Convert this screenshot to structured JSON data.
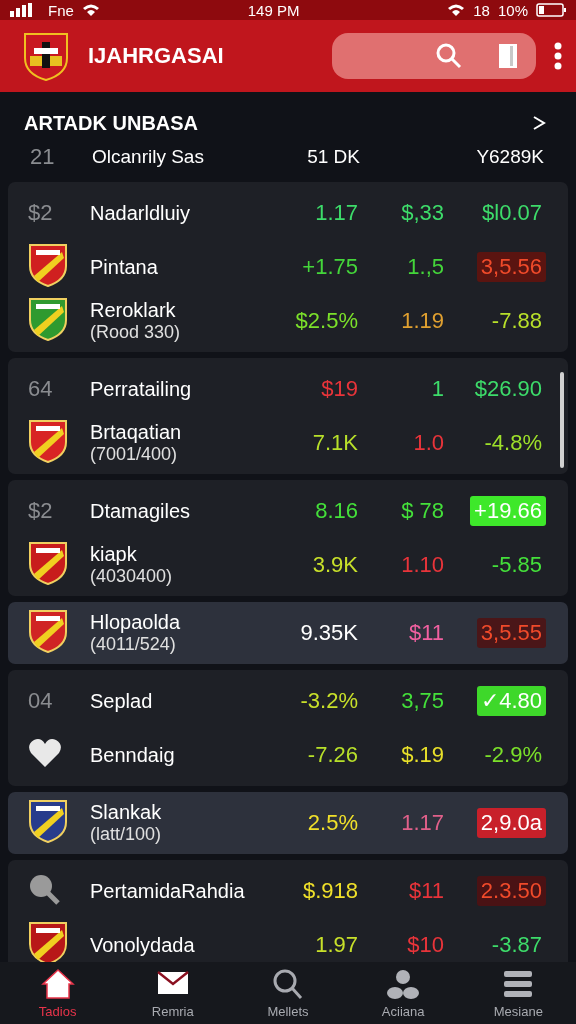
{
  "status_bar": {
    "carrier": "Fne",
    "time": "149 PM",
    "indicator": "18",
    "battery_text": "10%"
  },
  "app_bar": {
    "title": "IJAHRGASAI"
  },
  "section": {
    "title": "ARTADK UNBASA"
  },
  "header_row": {
    "number": "21",
    "name": "Olcanrily Sas",
    "column_a": "51 DK",
    "column_b": "Y6289K"
  },
  "groups": [
    {
      "highlighted": false,
      "rows": [
        {
          "lead": {
            "kind": "number",
            "text": "$2"
          },
          "name": "Nadarldluiy",
          "values": [
            {
              "text": "1.17",
              "color": "#3ddc6a"
            },
            {
              "text": "$,33",
              "color": "#3ddc6a"
            },
            {
              "text": "$l0.07",
              "color": "#3ddc6a"
            }
          ]
        },
        {
          "lead": {
            "kind": "crest",
            "color": "#d02020"
          },
          "name": "Pintana",
          "values": [
            {
              "text": "+1.75",
              "color": "#44d63a"
            },
            {
              "text": "1.,5",
              "color": "#44d63a"
            },
            {
              "text": "3,5.56",
              "kind": "tag",
              "color": "#5a1410"
            }
          ]
        },
        {
          "lead": {
            "kind": "crest",
            "color": "#2f9a2f"
          },
          "name": "Reroklark",
          "sub": "(Rood 330)",
          "values": [
            {
              "text": "$2.5%",
              "color": "#7be02a"
            },
            {
              "text": "1.19",
              "color": "#e0a030"
            },
            {
              "text": "-7.88",
              "color": "#b8e02a"
            }
          ]
        }
      ]
    },
    {
      "highlighted": false,
      "rows": [
        {
          "lead": {
            "kind": "number",
            "text": "64"
          },
          "name": "Perratailing",
          "values": [
            {
              "text": "$19",
              "color": "#e8343a"
            },
            {
              "text": "1",
              "color": "#3ddc6a"
            },
            {
              "text": "$26.90",
              "color": "#3ddc6a"
            }
          ]
        },
        {
          "lead": {
            "kind": "crest",
            "color": "#d82424"
          },
          "name": "Brtaqatian",
          "sub": "(7001/400)",
          "values": [
            {
              "text": "7.1K",
              "color": "#b8e02a"
            },
            {
              "text": "1.0",
              "color": "#e8343a"
            },
            {
              "text": "-4.8%",
              "color": "#9ee02a"
            }
          ]
        }
      ]
    },
    {
      "highlighted": false,
      "rows": [
        {
          "lead": {
            "kind": "number",
            "text": "$2"
          },
          "name": "Dtamagiles",
          "values": [
            {
              "text": "8.16",
              "color": "#44e03a"
            },
            {
              "text": "$ 78",
              "color": "#44e03a"
            },
            {
              "text": "+19.66",
              "kind": "tag",
              "color": "#3ee82a"
            }
          ]
        },
        {
          "lead": {
            "kind": "crest",
            "color": "#c81c1c"
          },
          "name": "kiapk",
          "sub": "(4030400)",
          "values": [
            {
              "text": "3.9K",
              "color": "#c8e02a"
            },
            {
              "text": "1.10",
              "color": "#e8343a"
            },
            {
              "text": "-5.85",
              "color": "#44e03a"
            }
          ]
        }
      ]
    },
    {
      "highlighted": true,
      "rows": [
        {
          "lead": {
            "kind": "crest",
            "color": "#d02424"
          },
          "name": "Hlopaolda",
          "sub": "(4011/524)",
          "values": [
            {
              "text": "9.35K",
              "color": "#ffffff"
            },
            {
              "text": "$11",
              "color": "#f060a0"
            },
            {
              "text": "3,5.55",
              "kind": "tag",
              "color": "#4a1618"
            }
          ]
        }
      ]
    },
    {
      "highlighted": false,
      "rows": [
        {
          "lead": {
            "kind": "number",
            "text": "04"
          },
          "name": "Seplad",
          "values": [
            {
              "text": "-3.2%",
              "color": "#c8e02a"
            },
            {
              "text": "3,75",
              "color": "#44e03a"
            },
            {
              "text": "✓4.80",
              "kind": "tag",
              "color": "#3ed82a"
            }
          ]
        },
        {
          "lead": {
            "kind": "heart"
          },
          "name": "Benndaig",
          "values": [
            {
              "text": "-7.26",
              "color": "#b8e02a"
            },
            {
              "text": "$.19",
              "color": "#e8e02a"
            },
            {
              "text": "-2.9%",
              "color": "#7be02a"
            }
          ]
        }
      ]
    },
    {
      "highlighted": true,
      "rows": [
        {
          "lead": {
            "kind": "crest",
            "color": "#283c8c"
          },
          "name": "Slankak",
          "sub": "(latt/100)",
          "values": [
            {
              "text": "2.5%",
              "color": "#f0e02a"
            },
            {
              "text": "1.17",
              "color": "#e0608a"
            },
            {
              "text": "2,9.0a",
              "kind": "tag",
              "color": "#c8202a"
            }
          ]
        }
      ]
    },
    {
      "highlighted": false,
      "rows": [
        {
          "lead": {
            "kind": "magnifier"
          },
          "name": "PertamidaRahdia",
          "values": [
            {
              "text": "$.918",
              "color": "#f0e02a"
            },
            {
              "text": "$11",
              "color": "#e8343a"
            },
            {
              "text": "2.3.50",
              "kind": "tag",
              "color": "#4a1214"
            }
          ]
        },
        {
          "lead": {
            "kind": "crest",
            "color": "#b81818"
          },
          "name": "Vonolydada",
          "values": [
            {
              "text": "1.97",
              "color": "#c8e02a"
            },
            {
              "text": "$10",
              "color": "#e8343a"
            },
            {
              "text": "-3.87",
              "color": "#3ddc6a"
            }
          ]
        }
      ]
    }
  ],
  "nav": [
    {
      "label": "Tadios",
      "selected": true
    },
    {
      "label": "Remria",
      "selected": false
    },
    {
      "label": "Mellets",
      "selected": false
    },
    {
      "label": "Aciiana",
      "selected": false
    },
    {
      "label": "Mesiane",
      "selected": false
    }
  ]
}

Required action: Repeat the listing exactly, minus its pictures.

Solved exercise:
Convert this screenshot to structured JSON data.
{
  "status_bar": {
    "carrier": "Fne",
    "time": "149 PM",
    "indicator": "18",
    "battery_text": "10%"
  },
  "app_bar": {
    "title": "IJAHRGASAI"
  },
  "section": {
    "title": "ARTADK UNBASA"
  },
  "header_row": {
    "number": "21",
    "name": "Olcanrily Sas",
    "column_a": "51 DK",
    "column_b": "Y6289K"
  },
  "groups": [
    {
      "highlighted": false,
      "rows": [
        {
          "lead": {
            "kind": "number",
            "text": "$2"
          },
          "name": "Nadarldluiy",
          "values": [
            {
              "text": "1.17",
              "color": "#3ddc6a"
            },
            {
              "text": "$,33",
              "color": "#3ddc6a"
            },
            {
              "text": "$l0.07",
              "color": "#3ddc6a"
            }
          ]
        },
        {
          "lead": {
            "kind": "crest",
            "color": "#d02020"
          },
          "name": "Pintana",
          "values": [
            {
              "text": "+1.75",
              "color": "#44d63a"
            },
            {
              "text": "1.,5",
              "color": "#44d63a"
            },
            {
              "text": "3,5.56",
              "kind": "tag",
              "color": "#5a1410"
            }
          ]
        },
        {
          "lead": {
            "kind": "crest",
            "color": "#2f9a2f"
          },
          "name": "Reroklark",
          "sub": "(Rood 330)",
          "values": [
            {
              "text": "$2.5%",
              "color": "#7be02a"
            },
            {
              "text": "1.19",
              "color": "#e0a030"
            },
            {
              "text": "-7.88",
              "color": "#b8e02a"
            }
          ]
        }
      ]
    },
    {
      "highlighted": false,
      "rows": [
        {
          "lead": {
            "kind": "number",
            "text": "64"
          },
          "name": "Perratailing",
          "values": [
            {
              "text": "$19",
              "color": "#e8343a"
            },
            {
              "text": "1",
              "color": "#3ddc6a"
            },
            {
              "text": "$26.90",
              "color": "#3ddc6a"
            }
          ]
        },
        {
          "lead": {
            "kind": "crest",
            "color": "#d82424"
          },
          "name": "Brtaqatian",
          "sub": "(7001/400)",
          "values": [
            {
              "text": "7.1K",
              "color": "#b8e02a"
            },
            {
              "text": "1.0",
              "color": "#e8343a"
            },
            {
              "text": "-4.8%",
              "color": "#9ee02a"
            }
          ]
        }
      ]
    },
    {
      "highlighted": false,
      "rows": [
        {
          "lead": {
            "kind": "number",
            "text": "$2"
          },
          "name": "Dtamagiles",
          "values": [
            {
              "text": "8.16",
              "color": "#44e03a"
            },
            {
              "text": "$ 78",
              "color": "#44e03a"
            },
            {
              "text": "+19.66",
              "kind": "tag",
              "color": "#3ee82a"
            }
          ]
        },
        {
          "lead": {
            "kind": "crest",
            "color": "#c81c1c"
          },
          "name": "kiapk",
          "sub": "(4030400)",
          "values": [
            {
              "text": "3.9K",
              "color": "#c8e02a"
            },
            {
              "text": "1.10",
              "color": "#e8343a"
            },
            {
              "text": "-5.85",
              "color": "#44e03a"
            }
          ]
        }
      ]
    },
    {
      "highlighted": true,
      "rows": [
        {
          "lead": {
            "kind": "crest",
            "color": "#d02424"
          },
          "name": "Hlopaolda",
          "sub": "(4011/524)",
          "values": [
            {
              "text": "9.35K",
              "color": "#ffffff"
            },
            {
              "text": "$11",
              "color": "#f060a0"
            },
            {
              "text": "3,5.55",
              "kind": "tag",
              "color": "#4a1618"
            }
          ]
        }
      ]
    },
    {
      "highlighted": false,
      "rows": [
        {
          "lead": {
            "kind": "number",
            "text": "04"
          },
          "name": "Seplad",
          "values": [
            {
              "text": "-3.2%",
              "color": "#c8e02a"
            },
            {
              "text": "3,75",
              "color": "#44e03a"
            },
            {
              "text": "✓4.80",
              "kind": "tag",
              "color": "#3ed82a"
            }
          ]
        },
        {
          "lead": {
            "kind": "heart"
          },
          "name": "Benndaig",
          "values": [
            {
              "text": "-7.26",
              "color": "#b8e02a"
            },
            {
              "text": "$.19",
              "color": "#e8e02a"
            },
            {
              "text": "-2.9%",
              "color": "#7be02a"
            }
          ]
        }
      ]
    },
    {
      "highlighted": true,
      "rows": [
        {
          "lead": {
            "kind": "crest",
            "color": "#283c8c"
          },
          "name": "Slankak",
          "sub": "(latt/100)",
          "values": [
            {
              "text": "2.5%",
              "color": "#f0e02a"
            },
            {
              "text": "1.17",
              "color": "#e0608a"
            },
            {
              "text": "2,9.0a",
              "kind": "tag",
              "color": "#c8202a"
            }
          ]
        }
      ]
    },
    {
      "highlighted": false,
      "rows": [
        {
          "lead": {
            "kind": "magnifier"
          },
          "name": "PertamidaRahdia",
          "values": [
            {
              "text": "$.918",
              "color": "#f0e02a"
            },
            {
              "text": "$11",
              "color": "#e8343a"
            },
            {
              "text": "2.3.50",
              "kind": "tag",
              "color": "#4a1214"
            }
          ]
        },
        {
          "lead": {
            "kind": "crest",
            "color": "#b81818"
          },
          "name": "Vonolydada",
          "values": [
            {
              "text": "1.97",
              "color": "#c8e02a"
            },
            {
              "text": "$10",
              "color": "#e8343a"
            },
            {
              "text": "-3.87",
              "color": "#3ddc6a"
            }
          ]
        }
      ]
    }
  ],
  "nav": [
    {
      "label": "Tadios",
      "selected": true
    },
    {
      "label": "Remria",
      "selected": false
    },
    {
      "label": "Mellets",
      "selected": false
    },
    {
      "label": "Aciiana",
      "selected": false
    },
    {
      "label": "Mesiane",
      "selected": false
    }
  ]
}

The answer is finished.